Copy every entry exactly.

[Exercise data — start]

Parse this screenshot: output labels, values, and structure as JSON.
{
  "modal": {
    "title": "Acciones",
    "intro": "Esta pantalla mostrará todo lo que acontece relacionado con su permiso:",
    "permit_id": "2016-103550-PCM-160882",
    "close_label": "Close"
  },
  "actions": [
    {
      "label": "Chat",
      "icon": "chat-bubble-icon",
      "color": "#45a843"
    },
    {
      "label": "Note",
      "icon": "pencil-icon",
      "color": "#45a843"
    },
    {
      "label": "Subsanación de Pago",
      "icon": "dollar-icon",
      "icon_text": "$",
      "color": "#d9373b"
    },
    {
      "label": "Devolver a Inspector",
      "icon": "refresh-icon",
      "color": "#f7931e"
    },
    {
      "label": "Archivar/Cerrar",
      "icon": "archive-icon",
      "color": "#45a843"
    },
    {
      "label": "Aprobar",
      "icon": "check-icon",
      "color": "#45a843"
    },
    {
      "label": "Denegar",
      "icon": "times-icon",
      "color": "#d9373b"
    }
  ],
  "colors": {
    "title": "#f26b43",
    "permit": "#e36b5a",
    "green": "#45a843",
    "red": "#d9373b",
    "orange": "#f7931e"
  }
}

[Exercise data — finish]

Exercise output:
Parse this screenshot: output labels, values, and structure as JSON.
{
  "modal": {
    "title": "Acciones",
    "intro": "Esta pantalla mostrará todo lo que acontece relacionado con su permiso:",
    "permit_id": "2016-103550-PCM-160882",
    "close_label": "Close"
  },
  "actions": [
    {
      "label": "Chat",
      "icon": "chat-bubble-icon",
      "color": "#45a843"
    },
    {
      "label": "Note",
      "icon": "pencil-icon",
      "color": "#45a843"
    },
    {
      "label": "Subsanación de Pago",
      "icon": "dollar-icon",
      "icon_text": "$",
      "color": "#d9373b"
    },
    {
      "label": "Devolver a Inspector",
      "icon": "refresh-icon",
      "color": "#f7931e"
    },
    {
      "label": "Archivar/Cerrar",
      "icon": "archive-icon",
      "color": "#45a843"
    },
    {
      "label": "Aprobar",
      "icon": "check-icon",
      "color": "#45a843"
    },
    {
      "label": "Denegar",
      "icon": "times-icon",
      "color": "#d9373b"
    }
  ],
  "colors": {
    "title": "#f26b43",
    "permit": "#e36b5a",
    "green": "#45a843",
    "red": "#d9373b",
    "orange": "#f7931e"
  }
}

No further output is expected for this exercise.